(Extracted data entries)
——

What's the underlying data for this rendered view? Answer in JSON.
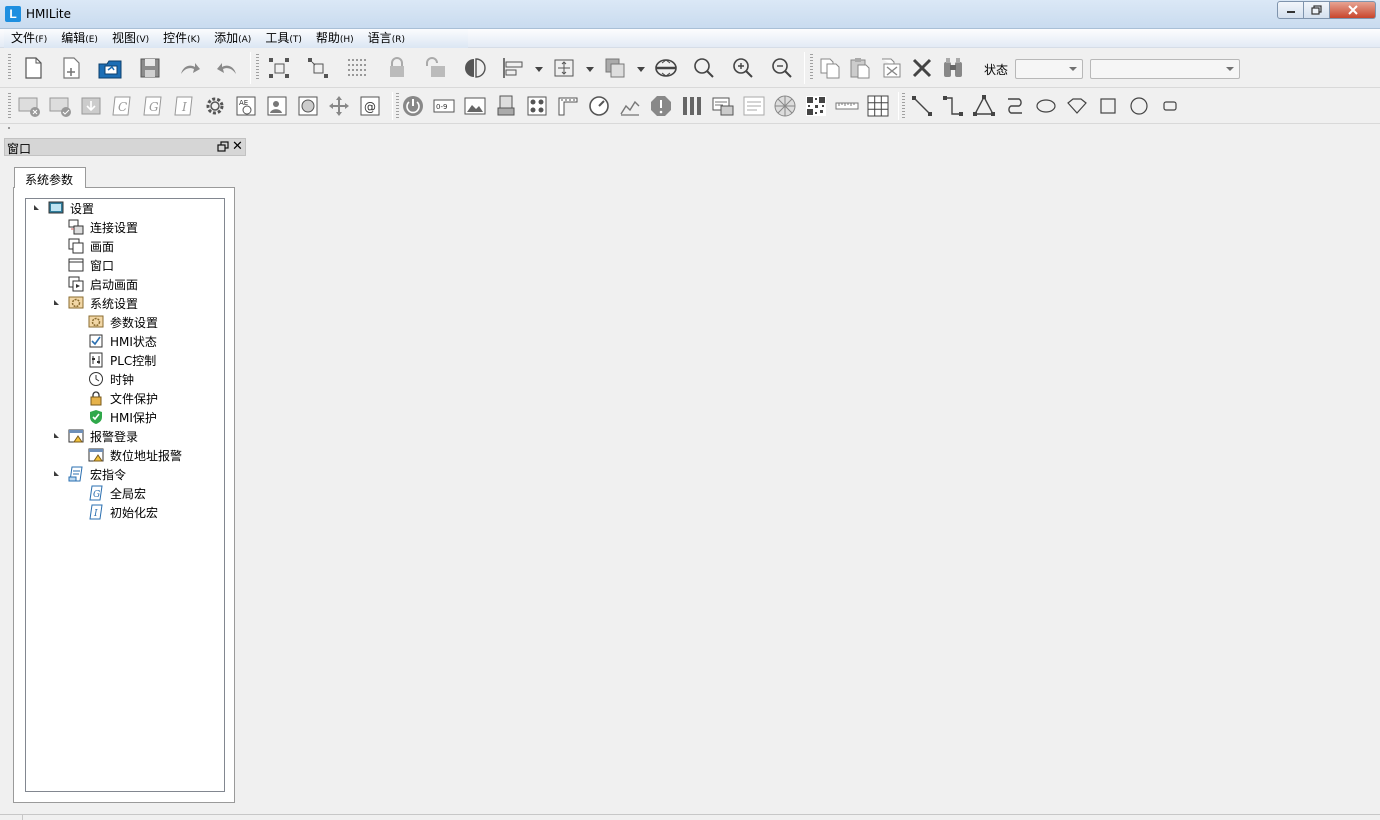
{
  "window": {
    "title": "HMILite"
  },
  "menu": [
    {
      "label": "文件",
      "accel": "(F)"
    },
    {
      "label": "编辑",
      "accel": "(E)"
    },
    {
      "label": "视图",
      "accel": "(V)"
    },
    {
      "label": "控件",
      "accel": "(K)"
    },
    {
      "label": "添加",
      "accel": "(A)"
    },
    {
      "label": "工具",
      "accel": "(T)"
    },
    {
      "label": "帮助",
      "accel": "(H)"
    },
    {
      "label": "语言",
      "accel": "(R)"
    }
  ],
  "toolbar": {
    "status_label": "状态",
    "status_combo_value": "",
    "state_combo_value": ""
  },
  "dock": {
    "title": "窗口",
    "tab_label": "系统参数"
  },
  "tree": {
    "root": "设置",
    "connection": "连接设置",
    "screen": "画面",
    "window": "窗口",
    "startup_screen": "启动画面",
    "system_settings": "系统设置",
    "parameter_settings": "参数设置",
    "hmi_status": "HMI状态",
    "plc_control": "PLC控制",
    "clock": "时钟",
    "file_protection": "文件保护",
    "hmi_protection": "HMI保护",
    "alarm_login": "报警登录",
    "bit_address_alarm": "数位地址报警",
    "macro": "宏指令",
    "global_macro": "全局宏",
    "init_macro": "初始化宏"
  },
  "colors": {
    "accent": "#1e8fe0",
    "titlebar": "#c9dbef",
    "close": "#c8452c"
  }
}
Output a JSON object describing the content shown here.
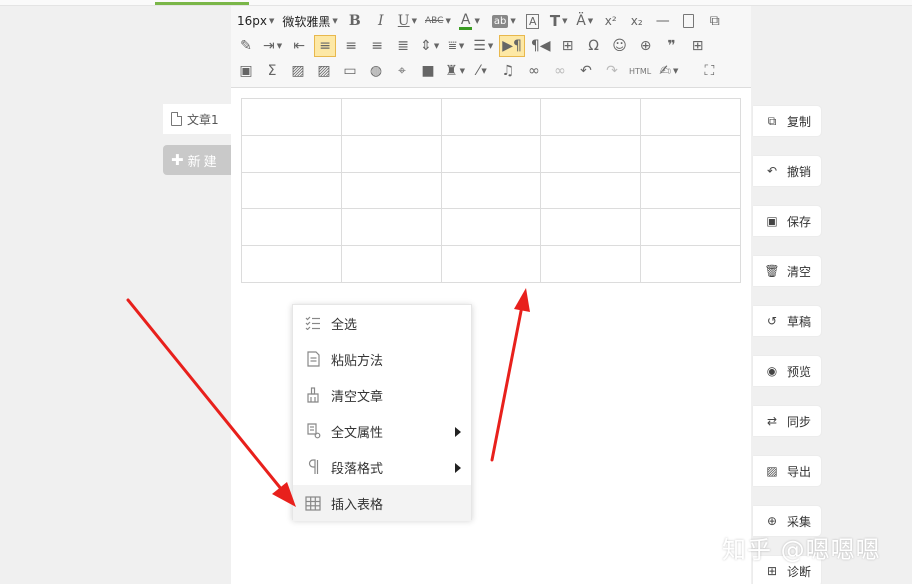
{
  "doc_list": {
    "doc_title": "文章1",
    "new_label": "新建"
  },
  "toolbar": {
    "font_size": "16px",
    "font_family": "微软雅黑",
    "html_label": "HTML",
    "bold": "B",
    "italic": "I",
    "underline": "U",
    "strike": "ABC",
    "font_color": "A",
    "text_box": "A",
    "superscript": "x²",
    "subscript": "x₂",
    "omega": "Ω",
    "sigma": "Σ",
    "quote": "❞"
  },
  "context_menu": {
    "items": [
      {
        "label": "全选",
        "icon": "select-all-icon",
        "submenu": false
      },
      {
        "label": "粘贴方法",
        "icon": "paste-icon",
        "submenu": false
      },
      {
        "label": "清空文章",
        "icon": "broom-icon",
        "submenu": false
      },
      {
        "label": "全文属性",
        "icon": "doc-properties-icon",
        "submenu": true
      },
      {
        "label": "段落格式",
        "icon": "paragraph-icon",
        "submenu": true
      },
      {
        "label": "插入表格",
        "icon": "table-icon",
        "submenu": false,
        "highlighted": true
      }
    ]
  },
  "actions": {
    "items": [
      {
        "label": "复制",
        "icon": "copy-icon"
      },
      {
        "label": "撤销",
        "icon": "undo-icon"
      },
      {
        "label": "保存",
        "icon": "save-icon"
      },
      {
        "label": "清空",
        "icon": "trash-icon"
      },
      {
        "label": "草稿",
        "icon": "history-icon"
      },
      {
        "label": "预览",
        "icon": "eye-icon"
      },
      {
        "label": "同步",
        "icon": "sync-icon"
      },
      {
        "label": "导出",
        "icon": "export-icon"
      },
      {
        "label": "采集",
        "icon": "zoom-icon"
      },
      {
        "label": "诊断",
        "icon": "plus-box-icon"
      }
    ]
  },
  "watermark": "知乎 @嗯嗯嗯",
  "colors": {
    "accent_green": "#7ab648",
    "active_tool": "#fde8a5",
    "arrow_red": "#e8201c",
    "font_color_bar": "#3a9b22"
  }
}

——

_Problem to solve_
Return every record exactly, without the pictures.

_Problem solution_
What's the underlying data for this rendered view? Answer in JSON.
{
  "window": {
    "title": "HMILite"
  },
  "menu": [
    {
      "label": "文件",
      "accel": "(F)"
    },
    {
      "label": "编辑",
      "accel": "(E)"
    },
    {
      "label": "视图",
      "accel": "(V)"
    },
    {
      "label": "控件",
      "accel": "(K)"
    },
    {
      "label": "添加",
      "accel": "(A)"
    },
    {
      "label": "工具",
      "accel": "(T)"
    },
    {
      "label": "帮助",
      "accel": "(H)"
    },
    {
      "label": "语言",
      "accel": "(R)"
    }
  ],
  "toolbar": {
    "status_label": "状态",
    "status_combo_value": "",
    "state_combo_value": ""
  },
  "dock": {
    "title": "窗口",
    "tab_label": "系统参数"
  },
  "tree": {
    "root": "设置",
    "connection": "连接设置",
    "screen": "画面",
    "window": "窗口",
    "startup_screen": "启动画面",
    "system_settings": "系统设置",
    "parameter_settings": "参数设置",
    "hmi_status": "HMI状态",
    "plc_control": "PLC控制",
    "clock": "时钟",
    "file_protection": "文件保护",
    "hmi_protection": "HMI保护",
    "alarm_login": "报警登录",
    "bit_address_alarm": "数位地址报警",
    "macro": "宏指令",
    "global_macro": "全局宏",
    "init_macro": "初始化宏"
  },
  "colors": {
    "accent": "#1e8fe0",
    "titlebar": "#c9dbef",
    "close": "#c8452c"
  }
}
Output a JSON object describing the content shown here.
{
  "doc_list": {
    "doc_title": "文章1",
    "new_label": "新建"
  },
  "toolbar": {
    "font_size": "16px",
    "font_family": "微软雅黑",
    "html_label": "HTML",
    "bold": "B",
    "italic": "I",
    "underline": "U",
    "strike": "ABC",
    "font_color": "A",
    "text_box": "A",
    "superscript": "x²",
    "subscript": "x₂",
    "omega": "Ω",
    "sigma": "Σ",
    "quote": "❞"
  },
  "context_menu": {
    "items": [
      {
        "label": "全选",
        "icon": "select-all-icon",
        "submenu": false
      },
      {
        "label": "粘贴方法",
        "icon": "paste-icon",
        "submenu": false
      },
      {
        "label": "清空文章",
        "icon": "broom-icon",
        "submenu": false
      },
      {
        "label": "全文属性",
        "icon": "doc-properties-icon",
        "submenu": true
      },
      {
        "label": "段落格式",
        "icon": "paragraph-icon",
        "submenu": true
      },
      {
        "label": "插入表格",
        "icon": "table-icon",
        "submenu": false,
        "highlighted": true
      }
    ]
  },
  "actions": {
    "items": [
      {
        "label": "复制",
        "icon": "copy-icon"
      },
      {
        "label": "撤销",
        "icon": "undo-icon"
      },
      {
        "label": "保存",
        "icon": "save-icon"
      },
      {
        "label": "清空",
        "icon": "trash-icon"
      },
      {
        "label": "草稿",
        "icon": "history-icon"
      },
      {
        "label": "预览",
        "icon": "eye-icon"
      },
      {
        "label": "同步",
        "icon": "sync-icon"
      },
      {
        "label": "导出",
        "icon": "export-icon"
      },
      {
        "label": "采集",
        "icon": "zoom-icon"
      },
      {
        "label": "诊断",
        "icon": "plus-box-icon"
      }
    ]
  },
  "watermark": "知乎 @嗯嗯嗯",
  "colors": {
    "accent_green": "#7ab648",
    "active_tool": "#fde8a5",
    "arrow_red": "#e8201c",
    "font_color_bar": "#3a9b22"
  }
}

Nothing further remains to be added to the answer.